6 Under National Treasury Employees v. Von Raab, 489 U.S. 656, 665-66, 103 L. Ed. 2d 685, 109 S. Ct. 1384 (1989), whether the conduct at issue could be criminal is not relevant, but instead, if the central purpose of the investigation is to collect information for possible criminal prosecution, then and only then is the probable cause standard relevant. See Cerrone, 246 F.3d at 200. The record is devoid of any evidence supporting Plaintiffs’ position that the investigation was criminal in nature. Following are summaries and excerpts from citations offered by Plaintiffs in support of the proposition that the investigation was to collect information for possible criminal prosecution:

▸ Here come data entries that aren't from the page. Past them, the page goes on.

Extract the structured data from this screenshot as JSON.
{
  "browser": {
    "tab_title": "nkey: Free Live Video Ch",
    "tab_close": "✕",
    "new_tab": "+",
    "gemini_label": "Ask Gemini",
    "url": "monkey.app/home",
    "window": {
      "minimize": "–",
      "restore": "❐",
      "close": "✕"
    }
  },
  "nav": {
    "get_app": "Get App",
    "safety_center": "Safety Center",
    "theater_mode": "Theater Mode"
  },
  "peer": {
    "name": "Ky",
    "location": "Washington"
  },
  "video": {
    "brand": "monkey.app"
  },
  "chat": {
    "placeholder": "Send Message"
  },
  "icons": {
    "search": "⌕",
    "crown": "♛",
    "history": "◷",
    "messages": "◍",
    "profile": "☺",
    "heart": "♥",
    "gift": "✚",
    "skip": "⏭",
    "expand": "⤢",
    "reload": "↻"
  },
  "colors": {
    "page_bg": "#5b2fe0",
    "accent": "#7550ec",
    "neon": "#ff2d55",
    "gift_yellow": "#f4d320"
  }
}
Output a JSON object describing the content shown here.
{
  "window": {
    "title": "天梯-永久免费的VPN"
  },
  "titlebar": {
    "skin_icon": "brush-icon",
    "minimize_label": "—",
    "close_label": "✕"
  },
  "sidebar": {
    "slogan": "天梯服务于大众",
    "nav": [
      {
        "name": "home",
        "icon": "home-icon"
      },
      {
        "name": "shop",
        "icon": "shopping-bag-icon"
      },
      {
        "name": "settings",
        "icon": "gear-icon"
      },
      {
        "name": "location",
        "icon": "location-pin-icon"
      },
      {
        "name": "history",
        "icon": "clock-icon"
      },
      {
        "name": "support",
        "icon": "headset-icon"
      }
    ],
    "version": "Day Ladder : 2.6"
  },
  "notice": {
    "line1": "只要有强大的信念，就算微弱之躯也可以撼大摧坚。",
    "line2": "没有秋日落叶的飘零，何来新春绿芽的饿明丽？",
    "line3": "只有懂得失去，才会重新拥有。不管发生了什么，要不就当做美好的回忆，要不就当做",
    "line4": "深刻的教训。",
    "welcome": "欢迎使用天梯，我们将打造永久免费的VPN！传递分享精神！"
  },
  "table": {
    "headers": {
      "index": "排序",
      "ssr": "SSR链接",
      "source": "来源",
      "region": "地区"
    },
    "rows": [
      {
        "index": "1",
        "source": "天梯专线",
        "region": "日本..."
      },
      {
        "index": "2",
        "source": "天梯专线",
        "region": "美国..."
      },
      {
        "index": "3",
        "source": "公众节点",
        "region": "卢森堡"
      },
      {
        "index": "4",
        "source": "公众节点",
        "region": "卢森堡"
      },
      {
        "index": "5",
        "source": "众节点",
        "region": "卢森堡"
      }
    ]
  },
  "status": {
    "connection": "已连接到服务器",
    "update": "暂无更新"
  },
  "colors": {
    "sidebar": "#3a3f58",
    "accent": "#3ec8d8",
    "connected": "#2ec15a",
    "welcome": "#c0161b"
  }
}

   Terry Benjestorf, an IAB sergeant, stated that if the investigation was criminal in nature, it would have been performed by a different division, in which he did not work. His acknowledgment that possessing, purchasing, or selling stolen property that is known or reasonably known to be stolen is a crime merely states the obvious. (Benjestorf Depo. pp. 89-93.)


   Lieutenant Levario’s statements are even more damaging to plaintiffs’ contention:


Q: Was there an allegation that the misappropriation of the post examination was a criminal act?

A: I don’t think we had gotten to that...

Q: So would it be a criminal act for somebody to somehow break into a secured location to obtain [the test] material?

A: Well, I don’t know if it constitutes necessarily a criminal act. I looked at it or I would look at it as breaking into a locked location to obtain materials that aren’t yours ... Some people might look at that as stealing.


Q: Was there any discussion about the allegation of alleged criminal misconduct?

A: Not to my knowledge. I don’t recall anybody discussing that it was criminal misconduct.

(Levario Depo. pp. 42-44.)


   Plaintiffs also cite to the deposition testimony of Lieutenant Adams. His testimony does not support their argument either. Adams briefed Sheriff Baca, using the words “possibly stolen,” and Baca then ordered an IAB investigation, not a criminal investigation. Adams denied that he was aware of allegations that the test materials had been bought or sold. (Adams Depo. pp. 62-67.)


7 In Ganwich, the Ninth Circuit was reviewing the district court’s denial of summary judgment motions in which the defendant officers argued that they were entitled to qualified immunity. The Ganwich court applied the two-pronged test of Saucier in holding that 1) the officers’ conduct violated the plaintiffs’ Fourth Amendment rights and 2) such violation was in contravention of clearly  established law. The Court’s citations to Ganwich are exclusively from the portion of the opinion analyzing whether the plaintiffs’ Fourth Amendment rights had been violated.


8 The court noted that even if individualized suspicion as to the plaintiffs existed, “it would not have justified the officers’ coercing the plaintiffs into back-room interrogations.” Id. at 1122 n.12. In reaching this conclusion, the court relied upon Florida v. Royer, 460 U.S. 491, 502, 75 L. Ed. 2d 229, 103 S. Ct. 1319 (1983), which held that moving a criminal suspect from an airport  concourse to a nearby police room for questioning was a “more serious intrusion ... on personal liberty than is allowable on the mere suspicion of criminal activity.” (emphases added). The question arises whether such reasoning is applicable when the state actor possesses individualized suspicion of a person for a non-criminal activity and, accordingly, detains and/or interrogates that person.